sample poems:
Loss Calls the Cops
Train Whistle

 

A Necklace of Bees
Poems by Dannye Romine Powell

Probing the nature of loss—actual and feared

With a quirky poignance, Dannye Romine Powell’s third collection probes the nature of loss—loss that's actual and loss that's feared. In these poems, loss takes many guises. With its ferny breath, loss is sometimes the lover who waits in secret on the porch. Sometimes even loss recognizes the feeling of loss and "calls the cops / to say his best friend / went fishing and won't answer his phone." Often, the poet mourns a loss of innocence, as when she learns, after attending the funeral of a friend, that the dead woman's husband has a history of infidelity.
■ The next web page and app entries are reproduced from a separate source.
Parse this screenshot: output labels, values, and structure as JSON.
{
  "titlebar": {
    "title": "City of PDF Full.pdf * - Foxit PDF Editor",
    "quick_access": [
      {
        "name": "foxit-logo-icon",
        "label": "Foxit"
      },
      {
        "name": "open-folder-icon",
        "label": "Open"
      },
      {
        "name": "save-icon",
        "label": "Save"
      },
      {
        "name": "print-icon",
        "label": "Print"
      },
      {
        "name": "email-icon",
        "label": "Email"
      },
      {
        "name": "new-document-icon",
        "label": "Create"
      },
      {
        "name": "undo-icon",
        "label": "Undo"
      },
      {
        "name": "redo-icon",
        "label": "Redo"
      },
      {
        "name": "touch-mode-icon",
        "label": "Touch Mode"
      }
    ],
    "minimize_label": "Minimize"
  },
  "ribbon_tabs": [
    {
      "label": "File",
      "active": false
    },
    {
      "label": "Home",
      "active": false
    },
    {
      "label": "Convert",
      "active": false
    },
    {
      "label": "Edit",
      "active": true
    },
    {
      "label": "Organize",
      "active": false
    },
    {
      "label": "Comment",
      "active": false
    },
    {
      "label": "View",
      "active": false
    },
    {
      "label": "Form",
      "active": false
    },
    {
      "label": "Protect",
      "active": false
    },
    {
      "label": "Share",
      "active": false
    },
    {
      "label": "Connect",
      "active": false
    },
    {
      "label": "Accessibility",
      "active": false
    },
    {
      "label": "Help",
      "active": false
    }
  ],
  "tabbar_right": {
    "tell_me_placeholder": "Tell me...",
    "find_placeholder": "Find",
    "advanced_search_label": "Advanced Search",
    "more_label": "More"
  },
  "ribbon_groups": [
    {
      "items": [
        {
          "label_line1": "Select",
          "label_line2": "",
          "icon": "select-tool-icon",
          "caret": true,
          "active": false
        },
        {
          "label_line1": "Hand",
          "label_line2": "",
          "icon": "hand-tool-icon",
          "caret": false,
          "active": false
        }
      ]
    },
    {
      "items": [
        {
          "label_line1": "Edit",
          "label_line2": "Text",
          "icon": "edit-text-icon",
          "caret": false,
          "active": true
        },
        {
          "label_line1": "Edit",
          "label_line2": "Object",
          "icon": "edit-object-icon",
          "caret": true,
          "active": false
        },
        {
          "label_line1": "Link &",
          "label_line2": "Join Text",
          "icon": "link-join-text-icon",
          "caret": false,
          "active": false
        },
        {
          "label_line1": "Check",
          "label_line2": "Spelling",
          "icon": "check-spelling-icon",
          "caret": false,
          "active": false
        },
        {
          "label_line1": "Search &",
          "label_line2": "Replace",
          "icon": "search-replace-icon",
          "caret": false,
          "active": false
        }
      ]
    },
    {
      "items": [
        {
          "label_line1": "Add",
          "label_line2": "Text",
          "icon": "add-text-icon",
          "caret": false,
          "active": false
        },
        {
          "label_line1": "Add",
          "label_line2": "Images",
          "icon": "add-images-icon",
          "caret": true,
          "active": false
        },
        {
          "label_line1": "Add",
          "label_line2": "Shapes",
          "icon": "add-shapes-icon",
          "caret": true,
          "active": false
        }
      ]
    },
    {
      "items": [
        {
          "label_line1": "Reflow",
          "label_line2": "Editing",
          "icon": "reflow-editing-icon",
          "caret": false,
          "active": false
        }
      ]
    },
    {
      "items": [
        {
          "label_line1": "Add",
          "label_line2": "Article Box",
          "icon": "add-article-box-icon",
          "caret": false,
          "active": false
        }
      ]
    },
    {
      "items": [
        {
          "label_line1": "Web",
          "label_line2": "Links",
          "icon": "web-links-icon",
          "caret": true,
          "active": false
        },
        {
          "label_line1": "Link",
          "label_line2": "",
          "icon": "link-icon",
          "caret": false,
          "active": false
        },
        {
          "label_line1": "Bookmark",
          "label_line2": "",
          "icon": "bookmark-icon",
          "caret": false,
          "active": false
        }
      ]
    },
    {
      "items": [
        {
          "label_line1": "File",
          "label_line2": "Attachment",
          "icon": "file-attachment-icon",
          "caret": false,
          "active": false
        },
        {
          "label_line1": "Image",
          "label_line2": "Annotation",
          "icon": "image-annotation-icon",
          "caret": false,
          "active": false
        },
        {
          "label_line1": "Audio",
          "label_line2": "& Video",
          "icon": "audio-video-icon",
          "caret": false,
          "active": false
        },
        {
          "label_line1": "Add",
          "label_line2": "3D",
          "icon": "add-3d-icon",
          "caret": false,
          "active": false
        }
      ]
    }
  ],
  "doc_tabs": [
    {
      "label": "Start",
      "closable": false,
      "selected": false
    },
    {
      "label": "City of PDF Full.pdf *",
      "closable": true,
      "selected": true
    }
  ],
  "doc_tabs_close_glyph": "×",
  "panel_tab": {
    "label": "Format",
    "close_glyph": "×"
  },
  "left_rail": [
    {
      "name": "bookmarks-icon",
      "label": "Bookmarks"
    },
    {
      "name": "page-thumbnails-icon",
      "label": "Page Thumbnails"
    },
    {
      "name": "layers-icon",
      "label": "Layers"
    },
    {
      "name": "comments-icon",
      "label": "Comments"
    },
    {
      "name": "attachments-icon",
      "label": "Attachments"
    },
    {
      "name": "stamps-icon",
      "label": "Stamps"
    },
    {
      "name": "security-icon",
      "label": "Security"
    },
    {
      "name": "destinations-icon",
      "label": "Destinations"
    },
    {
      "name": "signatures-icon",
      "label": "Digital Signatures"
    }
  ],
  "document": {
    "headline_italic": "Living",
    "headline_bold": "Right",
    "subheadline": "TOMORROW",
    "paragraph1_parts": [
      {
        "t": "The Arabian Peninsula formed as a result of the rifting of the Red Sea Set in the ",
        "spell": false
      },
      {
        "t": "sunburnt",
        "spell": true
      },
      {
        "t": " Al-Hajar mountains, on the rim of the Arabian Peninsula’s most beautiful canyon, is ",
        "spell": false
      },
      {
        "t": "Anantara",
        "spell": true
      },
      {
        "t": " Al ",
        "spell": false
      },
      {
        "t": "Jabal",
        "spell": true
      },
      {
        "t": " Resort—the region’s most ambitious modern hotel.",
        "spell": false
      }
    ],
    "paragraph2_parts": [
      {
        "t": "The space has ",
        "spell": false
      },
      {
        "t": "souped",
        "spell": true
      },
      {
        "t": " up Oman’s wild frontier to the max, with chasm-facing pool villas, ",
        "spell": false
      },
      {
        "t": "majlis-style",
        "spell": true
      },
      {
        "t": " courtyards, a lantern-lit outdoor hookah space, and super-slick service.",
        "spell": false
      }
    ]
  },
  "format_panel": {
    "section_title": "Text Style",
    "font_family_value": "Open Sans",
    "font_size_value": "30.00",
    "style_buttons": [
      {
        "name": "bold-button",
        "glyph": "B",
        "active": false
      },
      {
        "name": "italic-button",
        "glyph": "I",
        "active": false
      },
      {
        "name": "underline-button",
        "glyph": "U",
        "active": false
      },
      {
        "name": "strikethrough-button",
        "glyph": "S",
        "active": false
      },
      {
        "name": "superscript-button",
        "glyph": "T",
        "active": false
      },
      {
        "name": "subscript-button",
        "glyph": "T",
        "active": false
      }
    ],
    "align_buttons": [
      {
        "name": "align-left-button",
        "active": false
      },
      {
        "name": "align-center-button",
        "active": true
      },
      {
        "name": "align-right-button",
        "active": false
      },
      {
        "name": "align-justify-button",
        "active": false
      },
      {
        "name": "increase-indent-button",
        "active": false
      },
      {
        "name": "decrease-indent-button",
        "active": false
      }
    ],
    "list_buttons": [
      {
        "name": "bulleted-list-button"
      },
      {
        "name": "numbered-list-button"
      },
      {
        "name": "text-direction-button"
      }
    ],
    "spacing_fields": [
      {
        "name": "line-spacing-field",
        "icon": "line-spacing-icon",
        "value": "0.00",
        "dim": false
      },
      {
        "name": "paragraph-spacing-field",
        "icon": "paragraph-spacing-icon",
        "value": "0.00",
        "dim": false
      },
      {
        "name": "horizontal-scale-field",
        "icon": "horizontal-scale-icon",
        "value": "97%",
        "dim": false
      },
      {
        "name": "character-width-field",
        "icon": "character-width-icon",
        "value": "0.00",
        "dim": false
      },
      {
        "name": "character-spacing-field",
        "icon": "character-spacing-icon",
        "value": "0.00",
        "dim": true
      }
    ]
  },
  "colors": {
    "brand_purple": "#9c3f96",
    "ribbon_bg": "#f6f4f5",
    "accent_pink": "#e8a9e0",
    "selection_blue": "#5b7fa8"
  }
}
There's also the loss of romantic love, as when the woman "pulls / toward shore, a shore she calls by a name / she swore she'd never breathe again."
At the heart of this collection, however, is the poet's dread of losing an alcoholic son, a son whose anticipated death provokes the poet into a dialogue with "Mrs. Caldwell," the fictional hero of Camilo Jose Cela's novel, Mrs. Caldwell Speaks to Her Son. The poet chides Mrs. Caldwell, who mourns her son Eliacim's death at sea, while at the same time, she aligns herself with her: "Certain words, Mrs. C., we mothers must not utter / to our sons. I keep a list. Slippers is one. Lilac another. Wreath. Tremble, Perfumed. Silk. Flutter. And, barefoot, of course."
This fear of loss prompts the poet to consider how she might tell her alcoholic son's young daughter of his death, should it happen. "Perhaps I should begin today," she muses, "stringing / her a necklace of bees. When they bite / and welts quilt her face, when her lips / whiten and swell, I'll take her by the shoulders. ‘Child, listen to me. / One day, you'll see. These stings / are nothing. Nothing at all.’"


“Dannye Romine Powell’s luminous new poems seem places we’ve all been, made of words we wished we had said: where we take the dead shopping, where Loss is made flesh, and where a son and a garden teach us too much about sacrifice. Bravo!”
—Alan Michael Parker, author of Love Song with Motor Vehicles


“The poems in A Necklace of Bees are lyrical, passionate, intimate, and nervy, and they respect the complex reality of love. They do not gloss; they do not lie. They tell the beautiful, painful truth.”
—Kelly Cherry, author of Hazard and Prospect: New and Selected Poems


Dannye Romine Powell is the author of two books of poetry, At Every Wedding Someone Stays Home and The Ecstasy of Regret, both published by the University of Arkansas Press, and Parting the Curtains: Interviews with Southern Writers. The Ecstasy of Regret won the Brockman-Campbell Award and the Oscar Arnold Young Award and was a finalist for the Southeastern Booksellers Association Poetry Award. Powell writes on life in Charlotte and the Carolinas for the local section of the Charlotte Observer. She was the newspaper’s book review editor for nearly twenty years.

 

July
5 1/2 x 8 1/2, 100 pages
$16.00 paper
ISBN 978-1-55728-879-0 | 1-55728-879-8